Required action
All records below must be retyped exactly.

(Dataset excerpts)
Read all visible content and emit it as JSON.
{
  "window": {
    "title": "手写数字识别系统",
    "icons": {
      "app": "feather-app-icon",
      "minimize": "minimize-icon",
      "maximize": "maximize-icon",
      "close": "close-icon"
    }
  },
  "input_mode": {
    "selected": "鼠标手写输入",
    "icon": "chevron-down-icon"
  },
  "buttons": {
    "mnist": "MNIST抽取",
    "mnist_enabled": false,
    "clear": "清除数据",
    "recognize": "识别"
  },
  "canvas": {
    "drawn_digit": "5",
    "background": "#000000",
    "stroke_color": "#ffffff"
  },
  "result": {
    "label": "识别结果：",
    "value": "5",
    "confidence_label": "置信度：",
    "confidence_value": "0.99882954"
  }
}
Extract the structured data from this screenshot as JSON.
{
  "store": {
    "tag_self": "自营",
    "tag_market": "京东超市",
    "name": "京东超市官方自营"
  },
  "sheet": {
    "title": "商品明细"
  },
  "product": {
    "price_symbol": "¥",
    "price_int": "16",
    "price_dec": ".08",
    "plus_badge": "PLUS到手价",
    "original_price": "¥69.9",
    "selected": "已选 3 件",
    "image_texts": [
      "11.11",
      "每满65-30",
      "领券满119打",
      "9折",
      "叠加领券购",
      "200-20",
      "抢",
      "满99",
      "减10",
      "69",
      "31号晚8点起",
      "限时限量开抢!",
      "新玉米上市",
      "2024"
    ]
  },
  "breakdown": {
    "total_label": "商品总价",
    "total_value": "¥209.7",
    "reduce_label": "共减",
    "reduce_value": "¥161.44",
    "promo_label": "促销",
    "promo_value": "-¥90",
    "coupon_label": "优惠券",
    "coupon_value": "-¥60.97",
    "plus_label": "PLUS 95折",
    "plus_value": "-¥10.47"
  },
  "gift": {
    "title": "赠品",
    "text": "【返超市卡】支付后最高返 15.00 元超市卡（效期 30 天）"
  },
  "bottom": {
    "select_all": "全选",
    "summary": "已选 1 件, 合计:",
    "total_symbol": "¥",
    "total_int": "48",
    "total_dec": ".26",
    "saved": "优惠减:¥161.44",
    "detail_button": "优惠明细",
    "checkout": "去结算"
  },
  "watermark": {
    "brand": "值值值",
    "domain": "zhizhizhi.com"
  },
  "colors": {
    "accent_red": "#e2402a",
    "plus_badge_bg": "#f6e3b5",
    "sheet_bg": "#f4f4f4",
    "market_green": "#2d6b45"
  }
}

Response to this exercise
Read all visible content and emit it as JSON.
{
  "window": {
    "title": "手写数字识别系统",
    "icons": {
      "app": "feather-app-icon",
      "minimize": "minimize-icon",
      "maximize": "maximize-icon",
      "close": "close-icon"
    }
  },
  "input_mode": {
    "selected": "鼠标手写输入",
    "icon": "chevron-down-icon"
  },
  "buttons": {
    "mnist": "MNIST抽取",
    "mnist_enabled": false,
    "clear": "清除数据",
    "recognize": "识别"
  },
  "canvas": {
    "drawn_digit": "5",
    "background": "#000000",
    "stroke_color": "#ffffff"
  },
  "result": {
    "label": "识别结果：",
    "value": "5",
    "confidence_label": "置信度：",
    "confidence_value": "0.99882954"
  }
}
Extract the structured data from this screenshot as JSON.
{
  "store": {
    "tag_self": "自营",
    "tag_market": "京东超市",
    "name": "京东超市官方自营"
  },
  "sheet": {
    "title": "商品明细"
  },
  "product": {
    "price_symbol": "¥",
    "price_int": "16",
    "price_dec": ".08",
    "plus_badge": "PLUS到手价",
    "original_price": "¥69.9",
    "selected": "已选 3 件",
    "image_texts": [
      "11.11",
      "每满65-30",
      "领券满119打",
      "9折",
      "叠加领券购",
      "200-20",
      "抢",
      "满99",
      "减10",
      "69",
      "31号晚8点起",
      "限时限量开抢!",
      "新玉米上市",
      "2024"
    ]
  },
  "breakdown": {
    "total_label": "商品总价",
    "total_value": "¥209.7",
    "reduce_label": "共减",
    "reduce_value": "¥161.44",
    "promo_label": "促销",
    "promo_value": "-¥90",
    "coupon_label": "优惠券",
    "coupon_value": "-¥60.97",
    "plus_label": "PLUS 95折",
    "plus_value": "-¥10.47"
  },
  "gift": {
    "title": "赠品",
    "text": "【返超市卡】支付后最高返 15.00 元超市卡（效期 30 天）"
  },
  "bottom": {
    "select_all": "全选",
    "summary": "已选 1 件, 合计:",
    "total_symbol": "¥",
    "total_int": "48",
    "total_dec": ".26",
    "saved": "优惠减:¥161.44",
    "detail_button": "优惠明细",
    "checkout": "去结算"
  },
  "watermark": {
    "brand": "值值值",
    "domain": "zhizhizhi.com"
  },
  "colors": {
    "accent_red": "#e2402a",
    "plus_badge_bg": "#f6e3b5",
    "sheet_bg": "#f4f4f4",
    "market_green": "#2d6b45"
  }
}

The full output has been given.